Last week, I shared my excitement about getting a front-row seat to the play, Miss Bennet: Christmas at Pemberley, a sequel to Pride and Prejudice. Tina reviewed London and the South-East, which has the title and cover of a guidebook, but is actually a novel. Jean reviewed Down and Out in London and Paris, a “slightly fictionalized memoir” by George Orwell. Becky gave us three posts about Charles Dickens’ stories, appropriate to the season: The Cricket on the Hearth, The Chimes, and quotes from A Christmas Carol.
When I watched the Call the Midwife series recently, I was taken by one of the stories in Season 4, Episode 1. Neglected children were championed by the eldest brother, but he wasn’t up to tasks that needed adult attention. The story works its way around to what appears to be a happy ending — smiling children headed off to a new life in Australia. A postscript, though, tells us that the child migrant program didn’t deliver the expected happy homes.
While researching more of that story, I learned about the film Oranges and Sunshine, a biopic of the social worker who recovered the British history of sending children off to the colonies. Margaret Humphreys campaigned on behalf of families who were separated and adult children who thought, often erroneously, that they’d been abandoned by their mothers. Humphreys uncovered a child migration scheme established in 1869 by Annie McPherson and other Christian women who were appalled by the working conditions of children in the matchbox industry and other workplaces after the Industrial Revolution.
But, the practice was much older than that. As I learned from White Trash by Nancy Isenberg, urchins from the streets of London were shipped to the Virginia Colony, some of them arriving in the Americas before the Pilgrims.
I want to be careful, though, about relegating this practice to our distant past. The children’s migration program didn’t end until 1970 — those were the living people who Margaret Humphreys helped in the late 1980s, continuing to today. A similar program in Northern Ireland was still operating in 1995.

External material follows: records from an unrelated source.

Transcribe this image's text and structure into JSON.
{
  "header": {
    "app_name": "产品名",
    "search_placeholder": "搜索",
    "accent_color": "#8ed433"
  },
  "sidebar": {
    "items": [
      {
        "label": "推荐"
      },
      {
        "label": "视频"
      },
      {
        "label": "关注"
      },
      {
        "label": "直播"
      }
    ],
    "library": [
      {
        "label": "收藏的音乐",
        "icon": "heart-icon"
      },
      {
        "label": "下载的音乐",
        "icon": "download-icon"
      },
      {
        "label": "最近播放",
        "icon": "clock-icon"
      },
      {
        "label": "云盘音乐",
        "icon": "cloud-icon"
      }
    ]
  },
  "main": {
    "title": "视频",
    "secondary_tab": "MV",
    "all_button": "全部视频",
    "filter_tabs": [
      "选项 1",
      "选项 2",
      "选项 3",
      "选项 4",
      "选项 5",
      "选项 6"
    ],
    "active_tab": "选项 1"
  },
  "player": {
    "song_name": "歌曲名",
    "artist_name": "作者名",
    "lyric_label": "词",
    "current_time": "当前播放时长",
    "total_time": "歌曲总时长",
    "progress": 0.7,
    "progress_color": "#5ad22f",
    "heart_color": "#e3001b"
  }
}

The people involved in the scheme, for the most part, were trying to do good. They wanted to bring better opportunities for children who were not growing up in ideal situations. By sending those children far away, they imagined that the children would have a life filled with oranges and sunshine. In their new locations, the people who ran the institutions or fostered the children on farms, believed that they were instilling important values and skills to disadvantaged children. The methods were harsh, many now considered abusive. Keep in mind that conditions at British boarding schools were also harsh, and those students grew up to be the men who ran schemes and institutions like these.
I also don’t want to make the mistake of assuming that Brits are worse than Americans in how we handle children. We inherited the habit of believing that middle and upper class privileged people know more about what’s best for poor children than their families do. In trying to do good, we invented elaborate structures and systems to take children away from their mothers and place them in foster care, but we have never put in any where near as much effort to create supports and systems that strengthen families and prevent problems or diminish their impact.